Scientists have known for a long time that this process can affect oil, but no one knew how much it could affect oil. That’s where our project comes in. We set out to quantify how fast oil photo-dissolution happens, and to determine the impact this process likely had on Deepwater Horizon, and could have on future spills.
To do this, we couldn’t just shine any old light on our oil sample for any amount of time and throw it in water to see how much dissolved. We had to study how the oil was changed by different colors of light in the ultraviolet (high-energy light invisible to the human eye) and visible (lower-energy light that makes up our rainbow, from violet to red) range for different time periods of light exposure. We used light-emitting diode (LED)-based photo-reactors that were custom-built in our lab to irradiate the oil under these different conditions. Then, we exposed the oil to seawater and measured how much it dissolved. We took our data from the lab and used the results to calculate the fraction of oil which likely dissolved into seawater via this process during Deepwater Horizon. We also plugged the data into a bunch of hypothetical spill scenarios that could happen at different times of year, at different latitudes, etc., to explore how important this process might be in future spills that happen under different conditions.
What did we learn?
Our experimental results showed that photo-dissolution happens fast—fast enough that, implied by our experimental results, it could have removed almost 10% of the surface oil during the Deepwater Horizon spill. While 10% might seem small, keep in mind that the oil fate puzzle is split up into many small puzzle pieces, and 10% is similar in magnitude to the fractions of surface oil removed by other well-recognized fate processes, such as the stranding of oil along the beaches of the Gulf coast.
We also found out that sunlight-driven reactions can have implications beyond Deepwater Horizon—for example, we found that these reactions could be important in the event of an ice spill in the Arctic, a region with heightened risk of oil spill because of less sea ice and higher ship traffic.
Why does it matter?
We don’t know yet whether the net effect of oil photo-dissolution is good or bad after a spill. For example, if photo-dissolution is removing a substantial amount of oil from the sea surface, that could mean that less oil is making it to sensitive coastal areas, which is a good outcome. On the other hand, there isn’t a lot of data on the toxicity of these compounds to marine life, so we don’t know what the risks are. Determining this will be an important next step for research on this topic.
Our hope is that incorporation of the photo-dissolution puzzle piece into future experimental research, along with oil spill modeling, will give spill responders improved spill forecasts so cleanups are more effective and damage assessments are more accurate.

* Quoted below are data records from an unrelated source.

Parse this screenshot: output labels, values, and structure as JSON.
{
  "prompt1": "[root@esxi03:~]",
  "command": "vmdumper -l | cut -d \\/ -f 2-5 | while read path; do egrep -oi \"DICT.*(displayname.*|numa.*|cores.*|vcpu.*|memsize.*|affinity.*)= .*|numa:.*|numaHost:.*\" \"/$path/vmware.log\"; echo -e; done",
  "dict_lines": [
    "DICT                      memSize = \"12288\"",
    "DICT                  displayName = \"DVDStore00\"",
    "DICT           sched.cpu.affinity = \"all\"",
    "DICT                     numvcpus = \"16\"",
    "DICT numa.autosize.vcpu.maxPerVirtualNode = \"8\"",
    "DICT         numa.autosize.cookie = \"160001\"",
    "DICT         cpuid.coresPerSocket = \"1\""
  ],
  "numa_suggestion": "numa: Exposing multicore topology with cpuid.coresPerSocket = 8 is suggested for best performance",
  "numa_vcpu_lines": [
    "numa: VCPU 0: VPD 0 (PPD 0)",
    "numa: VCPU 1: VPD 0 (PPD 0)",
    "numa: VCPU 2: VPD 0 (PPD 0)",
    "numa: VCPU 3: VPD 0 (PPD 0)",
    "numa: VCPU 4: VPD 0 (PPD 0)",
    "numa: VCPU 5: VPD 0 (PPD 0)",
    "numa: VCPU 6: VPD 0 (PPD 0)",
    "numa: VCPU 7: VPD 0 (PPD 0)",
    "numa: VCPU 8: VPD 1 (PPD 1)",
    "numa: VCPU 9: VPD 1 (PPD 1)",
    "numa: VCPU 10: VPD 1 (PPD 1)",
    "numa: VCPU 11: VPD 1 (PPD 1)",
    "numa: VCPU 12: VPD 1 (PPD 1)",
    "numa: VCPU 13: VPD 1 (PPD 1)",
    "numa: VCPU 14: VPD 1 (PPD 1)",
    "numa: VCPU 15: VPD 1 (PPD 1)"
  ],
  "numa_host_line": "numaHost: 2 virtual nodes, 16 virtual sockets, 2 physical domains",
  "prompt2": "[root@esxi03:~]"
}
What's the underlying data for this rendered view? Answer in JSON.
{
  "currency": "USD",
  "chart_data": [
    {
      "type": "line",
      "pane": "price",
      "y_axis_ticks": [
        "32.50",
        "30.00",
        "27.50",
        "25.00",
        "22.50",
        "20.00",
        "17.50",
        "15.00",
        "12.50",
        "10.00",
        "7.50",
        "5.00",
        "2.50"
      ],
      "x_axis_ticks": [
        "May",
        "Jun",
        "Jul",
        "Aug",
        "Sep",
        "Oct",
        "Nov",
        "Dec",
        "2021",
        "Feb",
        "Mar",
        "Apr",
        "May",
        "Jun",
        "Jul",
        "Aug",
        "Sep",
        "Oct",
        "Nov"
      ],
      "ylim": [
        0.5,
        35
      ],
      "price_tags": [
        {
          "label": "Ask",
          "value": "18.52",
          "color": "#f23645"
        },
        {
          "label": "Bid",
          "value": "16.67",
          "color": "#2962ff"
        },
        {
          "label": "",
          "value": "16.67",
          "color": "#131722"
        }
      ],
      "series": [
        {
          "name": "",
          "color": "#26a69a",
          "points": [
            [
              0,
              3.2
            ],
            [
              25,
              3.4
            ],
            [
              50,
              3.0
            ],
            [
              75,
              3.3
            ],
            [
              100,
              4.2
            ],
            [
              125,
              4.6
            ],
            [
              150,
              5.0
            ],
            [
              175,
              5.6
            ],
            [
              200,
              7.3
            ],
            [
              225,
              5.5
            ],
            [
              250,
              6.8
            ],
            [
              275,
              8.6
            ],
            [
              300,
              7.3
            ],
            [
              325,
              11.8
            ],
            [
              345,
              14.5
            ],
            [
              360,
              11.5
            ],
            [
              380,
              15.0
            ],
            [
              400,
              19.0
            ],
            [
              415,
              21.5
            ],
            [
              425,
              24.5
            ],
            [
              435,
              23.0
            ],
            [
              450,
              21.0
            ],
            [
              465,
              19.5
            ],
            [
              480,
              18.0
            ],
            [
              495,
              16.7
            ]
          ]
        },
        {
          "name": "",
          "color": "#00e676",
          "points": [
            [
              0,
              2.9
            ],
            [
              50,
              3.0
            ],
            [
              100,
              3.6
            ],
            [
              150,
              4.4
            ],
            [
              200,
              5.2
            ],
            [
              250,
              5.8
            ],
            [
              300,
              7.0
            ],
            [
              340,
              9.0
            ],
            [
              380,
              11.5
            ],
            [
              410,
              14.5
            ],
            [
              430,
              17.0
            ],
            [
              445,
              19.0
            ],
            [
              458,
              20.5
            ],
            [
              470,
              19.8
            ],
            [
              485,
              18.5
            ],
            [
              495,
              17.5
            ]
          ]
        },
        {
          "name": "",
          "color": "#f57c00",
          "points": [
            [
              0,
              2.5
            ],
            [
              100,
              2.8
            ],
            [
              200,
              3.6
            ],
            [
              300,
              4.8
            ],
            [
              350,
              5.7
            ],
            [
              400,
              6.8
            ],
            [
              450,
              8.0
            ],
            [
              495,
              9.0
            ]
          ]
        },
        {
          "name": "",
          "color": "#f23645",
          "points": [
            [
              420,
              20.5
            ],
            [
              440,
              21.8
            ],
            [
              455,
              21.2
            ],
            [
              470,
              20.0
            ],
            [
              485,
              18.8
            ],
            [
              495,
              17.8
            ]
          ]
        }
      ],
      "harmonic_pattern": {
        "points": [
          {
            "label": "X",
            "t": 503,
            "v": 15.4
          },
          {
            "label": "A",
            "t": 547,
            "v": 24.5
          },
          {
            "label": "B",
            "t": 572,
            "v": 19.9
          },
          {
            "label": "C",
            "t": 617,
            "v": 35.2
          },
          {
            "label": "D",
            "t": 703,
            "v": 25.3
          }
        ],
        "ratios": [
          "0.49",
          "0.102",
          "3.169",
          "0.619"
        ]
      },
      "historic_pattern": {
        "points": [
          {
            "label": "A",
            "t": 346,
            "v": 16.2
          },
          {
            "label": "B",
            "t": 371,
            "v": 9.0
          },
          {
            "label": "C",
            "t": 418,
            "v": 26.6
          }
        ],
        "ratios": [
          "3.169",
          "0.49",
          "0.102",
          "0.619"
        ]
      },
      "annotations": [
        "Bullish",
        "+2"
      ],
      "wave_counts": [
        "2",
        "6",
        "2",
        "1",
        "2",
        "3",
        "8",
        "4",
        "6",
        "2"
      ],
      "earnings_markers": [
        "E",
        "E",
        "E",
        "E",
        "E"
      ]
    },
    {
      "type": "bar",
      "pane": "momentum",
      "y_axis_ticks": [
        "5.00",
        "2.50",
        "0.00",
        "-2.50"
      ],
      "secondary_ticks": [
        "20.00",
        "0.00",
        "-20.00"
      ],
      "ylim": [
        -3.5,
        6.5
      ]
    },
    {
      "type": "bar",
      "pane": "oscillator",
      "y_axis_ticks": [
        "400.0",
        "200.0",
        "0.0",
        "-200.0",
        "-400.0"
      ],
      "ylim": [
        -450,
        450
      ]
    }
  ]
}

Thinking back to the feeling of empowerment that I developed during college environmental chemistry classes, it’s exactly this outcome that I am most excited about—the knowledge that our science can move us just a little closer to understanding environmental disasters and protecting humans and ecosystems when they occur.